Hi, I'm Bill O'Reilly reporting this evening from Los Angeles. And we'll be here all week long. Thank you for watching us tonight.
The collapse of the culture and the Janet Jackson incident is your fault. That is the subject of this evening's "Talking Points Memo."
In a column entitled "My Hero, Janet Jackson," far left "New York Times" writer Frank Rich (search) accuses you and me of fostering the debasement of American culture. It's not the fault of the corporations which peddle garbage to children, nor is it the fault of the artists who make thegarbage. No, it's you and me.
In a diatribe full of disdain for everyday Americans Rich opines, "Theact of a man tearing off a woman's clothes was as thrilling to the audienceas whatever flesh was revealed therein, perhaps more so. But to say thataloud is to travel down a road that our moral watchdogs do not want totake. The 'folks,' as Bill O'Reilly is fond of condescending to them, are always the innocent victims of the big, bad cultural villains. They're never complicit in the crime."
Incredibly, this guy Rich goes on to say that if you don't like what MTV puts out, you shouldn't have watched the most highly publicized TV event of the year, the Super Bowl. Like anyone could have predicted what was going to happen.
How dumb is this guy?
That kind of aggressive secularism is what the elite media trafficsall day long. No judgments are to be made about irresponsibility. Andthose who do object are labeled moral scolds. If you, the viewer, don't like your kids being flashed by Miss Jackson, tough.
There's no way gangster rap, violent video games, glorification of prostitution, drugs, violence, and perversion could have been becomemainstream in this country without newspapers like "The New York Times," the network news operations, the celebrity press, and most other mediapassively endorsing those things as not harmful to society.
Again, adults aren't the issue here. Kids are. Frank Rich and his secular ilk couldn't care less about American children. And now the situation has even become one of life and death. As you know, Congress overwhelmingly passed a ban on partial-birth abortion. Immediately, some secular judges began trying to overturn that law, saying it wasunconstitutional because there's no health of the mother provision.
The reason for that is anything can be used under that umbrella, including a headache. Partial-birth abortion advocates deny that, but when the government attempted to prove that healthy babies were killed in the womb at the behest of healthy mothers by subpoenaing records of the gruesome abortions, "The New York Times" and others screamed violation of privacy, all the while knowing the government didn't even ask for the names of the women, just the diagnoses. They don't want you to know.

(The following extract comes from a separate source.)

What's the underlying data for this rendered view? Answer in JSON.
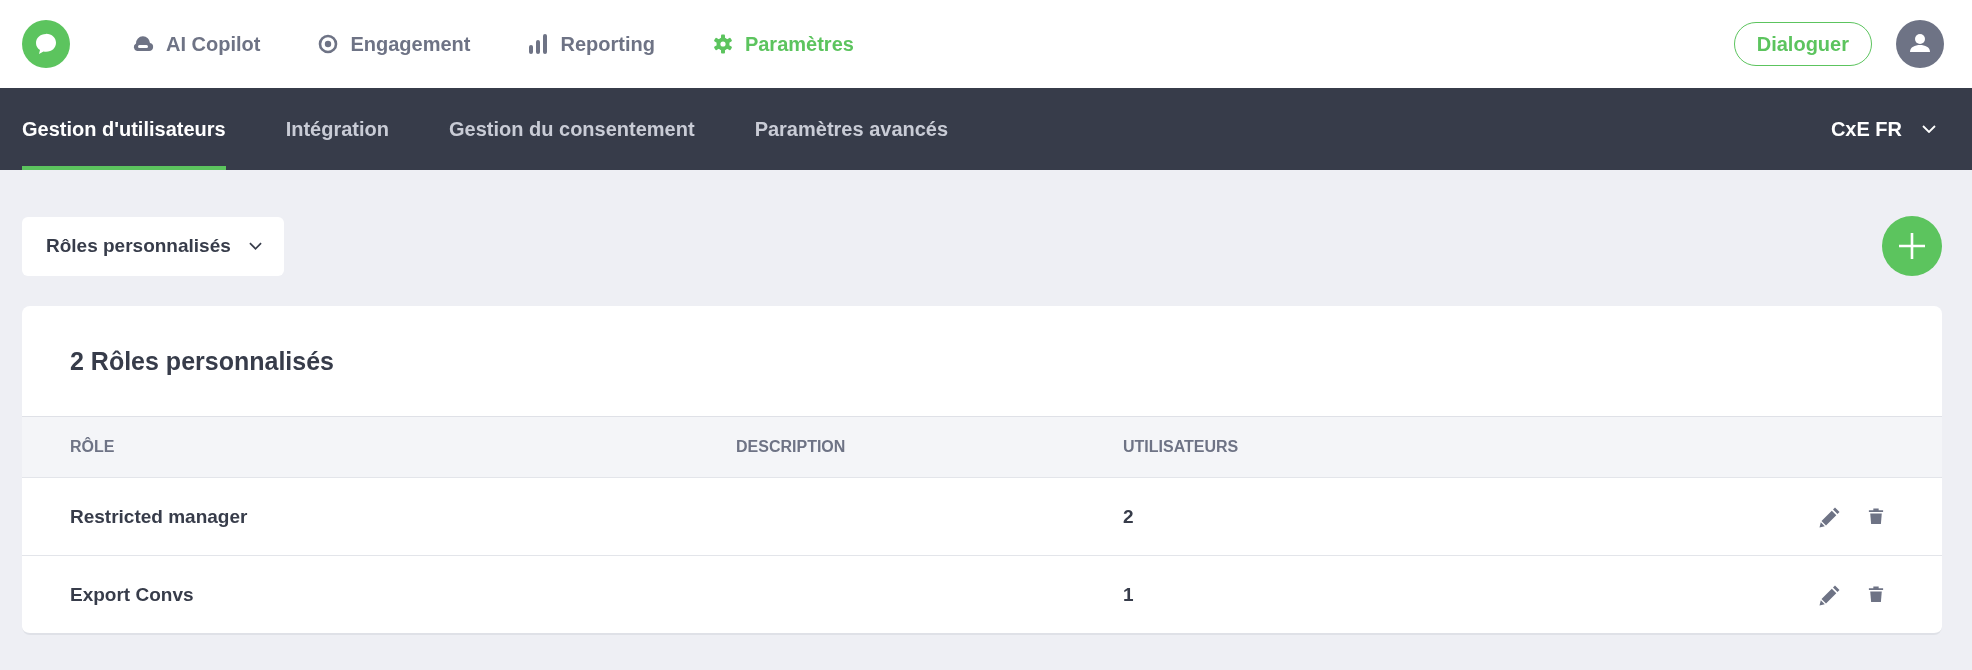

Once again, the powerful secular movement wants a new America where no judgments are made but for one. Your opinion doesn't count.
And that's The Memo.
The Most Ridiculous Item of the Day
Time now for "The Most Ridiculous Item of the Day."
You might have noticed in this evening's broadcast the following people are hiding under their desk: Governor Schwarzenegger, who is incredibly silent about the gay marriage fiasco going on in San Francisco; the editors of "Entertainment Weekly," who incredibly left out of their cover story the vicious personal attacks on Mel Gibson -- how could they do that; and Mark Halperin (search), the ABC News political director, who edited a column on the ABC News Web site that described most network political journalists as biased left.
Now running away from the stories that you are either involved in orprovoke is becoming a disturbing trend in America where powerful people dothings, and then they run and hide. It angers us, and it's ridiculous, and we'll continue to point it out every time it happens. We expect Governor Schwarzenegger to do something tomorrow.